Like the band's previous EP The Rise of Brutality, Mortal Memories contains a mix of the old and new, with several songs recycled from the band's earlier demos, and a few new cuts, including one that would resurface on the band's fourth full-length album Orthodox. As such, the contents here are largely more 'brute' and primitive sounding than on Lies, but re-recorded such that they'd appeal to the more modern ear of the 90s.

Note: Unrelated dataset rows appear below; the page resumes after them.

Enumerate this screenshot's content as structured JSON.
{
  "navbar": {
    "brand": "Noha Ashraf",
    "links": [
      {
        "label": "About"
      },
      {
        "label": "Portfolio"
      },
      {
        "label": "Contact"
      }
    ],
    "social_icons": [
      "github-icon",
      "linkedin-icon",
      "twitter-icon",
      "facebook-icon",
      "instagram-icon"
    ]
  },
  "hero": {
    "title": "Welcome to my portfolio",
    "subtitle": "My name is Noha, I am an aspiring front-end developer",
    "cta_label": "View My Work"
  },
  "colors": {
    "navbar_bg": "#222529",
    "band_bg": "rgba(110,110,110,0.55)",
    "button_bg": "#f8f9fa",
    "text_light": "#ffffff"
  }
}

The band's forceful thrash metal roots seep through on the earlier material, which begins with "Breath of Death" from the demo of the same name, released in 1988 when the band was known as simply Krabator. It's pretty impressive that the band were this brutal already in the 80s, and the song itself benefits from the gruffer vocals and crisp, punching guitar tone. But otherwise it's not all that great, with a series of soon forgotten riffs. "Bestial War" is another tone rehashed from the Total Destruction demo (also '88), short and sweet at under 2:00, and exhibiting a more punk/thrash crossover aesthetic slathered in the gutturals. "Apocrypha" reminds me a lot of Sepultura circa Beneath the Remains, a death-heavy brand of thrash metal which originally appeared on the band's 3rd demo Brutal Death (once again, '88).
Next is the newer material, in particular "Orthodox" which would become the title track of the band's next full-length album. The track seems cruder and less melodic than the material the band had release on Lies, as if Krabathor were headed back a step towards their roots. I sort of missed the direction the band were in when they released Cool Mortification, and I found this less than compelling, though not bad. "Slavery" has a slow, choppy crawl to it with vocals that evoke old Martin van Drunen (Pestilence, Asphyx). In fact, though not as catchy, the track feels like something that could have appeared on Consuming Impulse. There's also a video clip included with this CD for the track "Unneccessarity" from Lies and The Rise of Brutality EP.
While I don't consider Mortal Memories to be any sort of cash grab or a 'bad release', it's only of import to Krabathor fans who want re-recordings of demo material. "Slavery" is probably the most worthwhile track here, but "Orthodox" will appear again shortly on an album. This did also mark a shift in the band towards a more typical, slamming death metal style, which I found unfortunate.
Verdict: Indifference [5.5/10]